■ Task item:
Report how many lines in the entries below have the word "amount" in them, and give no other words.

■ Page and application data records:
* * *

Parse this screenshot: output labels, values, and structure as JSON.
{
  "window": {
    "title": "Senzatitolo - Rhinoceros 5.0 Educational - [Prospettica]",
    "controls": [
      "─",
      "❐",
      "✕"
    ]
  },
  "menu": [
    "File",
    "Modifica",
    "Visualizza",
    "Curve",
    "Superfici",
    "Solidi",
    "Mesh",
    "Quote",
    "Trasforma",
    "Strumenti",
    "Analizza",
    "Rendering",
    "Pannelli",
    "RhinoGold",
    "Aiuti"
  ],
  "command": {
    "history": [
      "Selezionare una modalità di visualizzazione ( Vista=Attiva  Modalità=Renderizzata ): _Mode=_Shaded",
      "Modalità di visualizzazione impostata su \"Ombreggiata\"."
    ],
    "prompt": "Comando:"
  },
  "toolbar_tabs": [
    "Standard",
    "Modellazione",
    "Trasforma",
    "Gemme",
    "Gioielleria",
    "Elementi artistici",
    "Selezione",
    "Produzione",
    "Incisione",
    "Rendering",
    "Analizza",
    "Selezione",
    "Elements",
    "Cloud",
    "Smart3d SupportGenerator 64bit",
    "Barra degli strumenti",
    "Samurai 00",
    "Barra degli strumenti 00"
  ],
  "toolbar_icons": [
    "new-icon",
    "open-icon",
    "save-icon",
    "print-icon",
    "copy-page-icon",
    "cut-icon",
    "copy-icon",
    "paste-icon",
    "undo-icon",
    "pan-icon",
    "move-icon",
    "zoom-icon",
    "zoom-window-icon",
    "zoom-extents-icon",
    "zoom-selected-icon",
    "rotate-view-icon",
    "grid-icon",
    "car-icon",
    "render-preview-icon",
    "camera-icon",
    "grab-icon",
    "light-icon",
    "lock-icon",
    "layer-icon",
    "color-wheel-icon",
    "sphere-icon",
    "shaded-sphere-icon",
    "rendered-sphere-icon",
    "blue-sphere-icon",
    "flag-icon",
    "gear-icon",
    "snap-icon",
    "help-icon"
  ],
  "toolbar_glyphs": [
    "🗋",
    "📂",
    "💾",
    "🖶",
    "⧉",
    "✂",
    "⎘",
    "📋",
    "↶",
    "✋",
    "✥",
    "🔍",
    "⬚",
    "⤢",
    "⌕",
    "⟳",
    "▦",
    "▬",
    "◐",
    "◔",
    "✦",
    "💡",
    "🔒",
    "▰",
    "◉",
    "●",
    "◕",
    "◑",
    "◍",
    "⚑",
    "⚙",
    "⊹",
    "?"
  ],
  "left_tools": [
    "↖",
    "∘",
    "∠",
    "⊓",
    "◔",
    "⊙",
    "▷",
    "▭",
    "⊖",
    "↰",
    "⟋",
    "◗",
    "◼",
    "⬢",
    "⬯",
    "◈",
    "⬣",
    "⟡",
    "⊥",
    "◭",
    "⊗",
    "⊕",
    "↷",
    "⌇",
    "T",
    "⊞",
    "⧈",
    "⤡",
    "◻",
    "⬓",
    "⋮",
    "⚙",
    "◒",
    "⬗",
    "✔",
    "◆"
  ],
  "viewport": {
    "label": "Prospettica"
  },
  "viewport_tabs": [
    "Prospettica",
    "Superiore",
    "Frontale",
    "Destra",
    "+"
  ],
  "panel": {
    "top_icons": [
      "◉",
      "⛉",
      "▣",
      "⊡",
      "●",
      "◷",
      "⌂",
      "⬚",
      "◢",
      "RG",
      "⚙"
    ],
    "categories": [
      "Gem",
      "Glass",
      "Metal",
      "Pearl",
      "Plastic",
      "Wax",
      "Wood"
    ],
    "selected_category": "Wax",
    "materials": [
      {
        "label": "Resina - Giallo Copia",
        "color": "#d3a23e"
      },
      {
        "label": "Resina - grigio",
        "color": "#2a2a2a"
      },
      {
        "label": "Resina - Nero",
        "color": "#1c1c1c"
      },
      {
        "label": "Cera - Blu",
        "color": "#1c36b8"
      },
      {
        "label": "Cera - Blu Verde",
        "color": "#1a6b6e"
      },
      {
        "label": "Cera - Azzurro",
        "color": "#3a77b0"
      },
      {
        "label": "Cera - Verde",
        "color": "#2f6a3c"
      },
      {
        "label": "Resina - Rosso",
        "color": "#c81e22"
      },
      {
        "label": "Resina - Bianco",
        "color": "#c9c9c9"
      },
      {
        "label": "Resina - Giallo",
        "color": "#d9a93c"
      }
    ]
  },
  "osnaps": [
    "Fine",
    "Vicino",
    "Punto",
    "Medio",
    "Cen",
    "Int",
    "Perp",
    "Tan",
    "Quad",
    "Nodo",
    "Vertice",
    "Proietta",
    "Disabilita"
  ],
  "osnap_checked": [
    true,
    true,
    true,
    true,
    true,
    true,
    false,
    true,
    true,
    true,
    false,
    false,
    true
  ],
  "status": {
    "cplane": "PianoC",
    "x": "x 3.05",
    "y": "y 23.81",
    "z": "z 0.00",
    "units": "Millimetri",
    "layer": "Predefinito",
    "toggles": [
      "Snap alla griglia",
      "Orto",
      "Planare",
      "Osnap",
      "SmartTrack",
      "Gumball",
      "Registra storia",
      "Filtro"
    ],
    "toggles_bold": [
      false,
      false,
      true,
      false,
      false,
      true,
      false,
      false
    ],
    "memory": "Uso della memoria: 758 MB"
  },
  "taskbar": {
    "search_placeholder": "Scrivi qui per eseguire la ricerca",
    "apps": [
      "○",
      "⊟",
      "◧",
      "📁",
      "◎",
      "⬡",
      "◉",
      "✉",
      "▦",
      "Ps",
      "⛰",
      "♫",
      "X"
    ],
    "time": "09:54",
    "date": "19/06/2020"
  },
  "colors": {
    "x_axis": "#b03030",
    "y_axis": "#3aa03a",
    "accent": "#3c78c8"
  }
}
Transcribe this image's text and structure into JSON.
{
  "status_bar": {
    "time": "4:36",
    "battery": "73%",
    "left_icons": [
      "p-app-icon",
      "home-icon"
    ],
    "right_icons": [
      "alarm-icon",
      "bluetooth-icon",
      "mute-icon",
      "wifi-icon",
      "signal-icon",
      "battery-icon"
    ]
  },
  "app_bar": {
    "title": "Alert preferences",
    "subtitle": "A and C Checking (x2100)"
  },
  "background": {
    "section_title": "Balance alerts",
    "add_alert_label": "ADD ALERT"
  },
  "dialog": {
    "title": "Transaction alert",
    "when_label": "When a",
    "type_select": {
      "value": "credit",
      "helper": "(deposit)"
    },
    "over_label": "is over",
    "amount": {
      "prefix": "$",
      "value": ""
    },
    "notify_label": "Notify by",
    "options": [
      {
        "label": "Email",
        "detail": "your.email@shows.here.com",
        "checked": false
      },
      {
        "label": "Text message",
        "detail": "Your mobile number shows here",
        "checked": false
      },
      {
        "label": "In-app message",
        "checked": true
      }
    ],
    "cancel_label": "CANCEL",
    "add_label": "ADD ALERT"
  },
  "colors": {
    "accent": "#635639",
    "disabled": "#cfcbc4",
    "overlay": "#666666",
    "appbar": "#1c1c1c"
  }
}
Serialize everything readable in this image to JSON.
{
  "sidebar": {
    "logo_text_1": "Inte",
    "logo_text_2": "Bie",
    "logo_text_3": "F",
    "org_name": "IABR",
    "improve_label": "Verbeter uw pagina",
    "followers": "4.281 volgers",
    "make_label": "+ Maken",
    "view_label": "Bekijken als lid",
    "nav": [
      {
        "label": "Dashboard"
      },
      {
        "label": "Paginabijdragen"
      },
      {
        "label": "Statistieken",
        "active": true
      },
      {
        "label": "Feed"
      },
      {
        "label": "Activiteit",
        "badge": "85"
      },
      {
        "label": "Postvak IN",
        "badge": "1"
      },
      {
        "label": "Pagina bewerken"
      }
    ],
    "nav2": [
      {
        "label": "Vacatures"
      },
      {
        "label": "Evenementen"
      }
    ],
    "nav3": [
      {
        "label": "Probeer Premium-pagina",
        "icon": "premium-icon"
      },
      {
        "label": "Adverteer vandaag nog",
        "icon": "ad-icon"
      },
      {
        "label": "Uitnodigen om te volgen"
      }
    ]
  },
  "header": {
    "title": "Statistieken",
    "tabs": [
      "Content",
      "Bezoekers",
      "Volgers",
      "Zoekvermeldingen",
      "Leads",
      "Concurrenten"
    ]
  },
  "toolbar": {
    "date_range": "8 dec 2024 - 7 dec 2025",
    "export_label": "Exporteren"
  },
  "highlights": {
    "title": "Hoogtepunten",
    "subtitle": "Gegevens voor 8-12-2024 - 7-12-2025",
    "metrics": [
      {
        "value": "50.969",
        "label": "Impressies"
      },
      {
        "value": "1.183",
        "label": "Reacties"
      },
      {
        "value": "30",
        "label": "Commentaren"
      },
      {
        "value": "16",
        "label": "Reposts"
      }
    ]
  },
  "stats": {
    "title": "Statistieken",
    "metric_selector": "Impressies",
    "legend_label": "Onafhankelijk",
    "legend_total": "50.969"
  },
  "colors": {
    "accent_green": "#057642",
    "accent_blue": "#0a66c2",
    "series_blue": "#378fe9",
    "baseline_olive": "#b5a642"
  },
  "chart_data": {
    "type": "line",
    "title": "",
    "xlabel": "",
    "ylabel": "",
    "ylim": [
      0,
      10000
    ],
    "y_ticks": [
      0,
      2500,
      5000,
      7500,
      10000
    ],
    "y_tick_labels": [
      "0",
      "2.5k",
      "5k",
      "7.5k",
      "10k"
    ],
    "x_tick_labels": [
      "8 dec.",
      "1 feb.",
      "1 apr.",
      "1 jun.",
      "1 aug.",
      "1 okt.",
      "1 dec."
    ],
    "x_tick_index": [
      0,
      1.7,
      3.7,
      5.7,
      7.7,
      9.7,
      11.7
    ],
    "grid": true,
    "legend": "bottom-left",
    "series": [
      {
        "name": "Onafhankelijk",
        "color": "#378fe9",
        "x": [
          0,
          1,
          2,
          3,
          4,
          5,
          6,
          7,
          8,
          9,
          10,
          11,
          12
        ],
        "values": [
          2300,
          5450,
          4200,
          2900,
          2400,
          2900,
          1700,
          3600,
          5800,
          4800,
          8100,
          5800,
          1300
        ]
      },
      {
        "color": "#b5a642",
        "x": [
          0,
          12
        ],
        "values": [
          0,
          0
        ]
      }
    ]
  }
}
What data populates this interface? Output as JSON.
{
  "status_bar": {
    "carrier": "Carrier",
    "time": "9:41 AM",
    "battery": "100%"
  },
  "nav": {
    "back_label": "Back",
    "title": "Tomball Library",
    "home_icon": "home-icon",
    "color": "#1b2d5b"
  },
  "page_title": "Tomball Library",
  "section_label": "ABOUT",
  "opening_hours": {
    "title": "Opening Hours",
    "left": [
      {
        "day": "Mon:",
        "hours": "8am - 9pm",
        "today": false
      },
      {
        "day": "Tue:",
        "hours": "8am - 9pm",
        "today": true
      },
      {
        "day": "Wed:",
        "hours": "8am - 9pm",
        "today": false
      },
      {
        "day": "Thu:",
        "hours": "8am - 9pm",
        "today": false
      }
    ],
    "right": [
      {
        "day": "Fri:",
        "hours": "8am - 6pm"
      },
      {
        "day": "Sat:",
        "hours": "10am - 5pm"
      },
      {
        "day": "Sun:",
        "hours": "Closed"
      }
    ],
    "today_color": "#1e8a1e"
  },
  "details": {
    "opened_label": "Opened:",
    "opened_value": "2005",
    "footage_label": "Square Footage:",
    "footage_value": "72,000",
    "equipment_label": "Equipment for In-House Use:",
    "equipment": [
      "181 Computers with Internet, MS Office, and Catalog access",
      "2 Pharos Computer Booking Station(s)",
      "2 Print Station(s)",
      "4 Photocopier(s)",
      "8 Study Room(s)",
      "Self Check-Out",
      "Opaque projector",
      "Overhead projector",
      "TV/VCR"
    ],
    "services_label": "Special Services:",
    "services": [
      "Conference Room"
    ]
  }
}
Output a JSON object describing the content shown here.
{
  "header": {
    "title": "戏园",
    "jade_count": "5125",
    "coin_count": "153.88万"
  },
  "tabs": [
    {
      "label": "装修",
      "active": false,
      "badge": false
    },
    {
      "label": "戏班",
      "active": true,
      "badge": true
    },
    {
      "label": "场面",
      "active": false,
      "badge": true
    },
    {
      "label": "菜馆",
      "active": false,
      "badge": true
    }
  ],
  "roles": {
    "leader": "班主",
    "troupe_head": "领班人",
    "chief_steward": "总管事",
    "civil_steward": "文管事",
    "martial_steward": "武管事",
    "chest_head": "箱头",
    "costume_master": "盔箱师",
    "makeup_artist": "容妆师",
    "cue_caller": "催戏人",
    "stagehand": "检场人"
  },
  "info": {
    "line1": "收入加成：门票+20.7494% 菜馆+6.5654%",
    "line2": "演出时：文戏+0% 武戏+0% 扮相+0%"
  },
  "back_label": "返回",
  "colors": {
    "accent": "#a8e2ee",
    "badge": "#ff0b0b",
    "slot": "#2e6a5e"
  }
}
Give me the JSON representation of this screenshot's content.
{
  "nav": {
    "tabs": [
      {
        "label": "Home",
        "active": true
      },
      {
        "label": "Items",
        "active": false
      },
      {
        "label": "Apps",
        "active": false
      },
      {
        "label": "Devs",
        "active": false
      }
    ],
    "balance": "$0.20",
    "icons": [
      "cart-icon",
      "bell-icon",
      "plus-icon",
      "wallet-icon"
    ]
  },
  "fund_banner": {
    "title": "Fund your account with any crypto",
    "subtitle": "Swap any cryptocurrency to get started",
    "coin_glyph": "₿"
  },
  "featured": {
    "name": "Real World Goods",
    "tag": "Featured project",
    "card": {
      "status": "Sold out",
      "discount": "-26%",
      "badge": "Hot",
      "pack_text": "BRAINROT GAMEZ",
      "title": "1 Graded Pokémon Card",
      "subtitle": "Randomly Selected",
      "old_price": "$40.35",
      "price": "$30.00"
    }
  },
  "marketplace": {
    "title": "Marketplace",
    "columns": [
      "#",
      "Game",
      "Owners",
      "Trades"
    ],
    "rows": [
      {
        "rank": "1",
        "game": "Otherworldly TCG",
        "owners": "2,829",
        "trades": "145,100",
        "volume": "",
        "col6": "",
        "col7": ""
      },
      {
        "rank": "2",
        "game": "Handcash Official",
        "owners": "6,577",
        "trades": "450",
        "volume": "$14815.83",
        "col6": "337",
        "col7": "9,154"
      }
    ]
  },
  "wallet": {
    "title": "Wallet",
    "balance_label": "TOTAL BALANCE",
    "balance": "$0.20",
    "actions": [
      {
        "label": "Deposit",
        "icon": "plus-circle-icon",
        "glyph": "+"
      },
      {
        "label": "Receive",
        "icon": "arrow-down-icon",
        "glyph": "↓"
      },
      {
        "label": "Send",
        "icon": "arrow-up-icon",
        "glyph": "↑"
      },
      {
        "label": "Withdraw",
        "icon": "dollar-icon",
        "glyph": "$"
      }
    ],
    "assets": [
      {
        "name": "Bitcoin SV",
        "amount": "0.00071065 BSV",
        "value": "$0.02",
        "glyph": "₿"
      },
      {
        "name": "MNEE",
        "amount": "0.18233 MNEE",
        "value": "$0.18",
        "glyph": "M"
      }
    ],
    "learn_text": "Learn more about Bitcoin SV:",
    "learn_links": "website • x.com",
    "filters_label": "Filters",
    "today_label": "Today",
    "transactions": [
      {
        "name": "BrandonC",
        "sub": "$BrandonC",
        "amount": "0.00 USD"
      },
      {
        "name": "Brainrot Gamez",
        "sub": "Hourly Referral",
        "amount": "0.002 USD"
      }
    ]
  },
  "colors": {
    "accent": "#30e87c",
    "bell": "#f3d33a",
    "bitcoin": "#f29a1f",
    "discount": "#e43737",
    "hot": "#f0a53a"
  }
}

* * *

■ Answer box:
5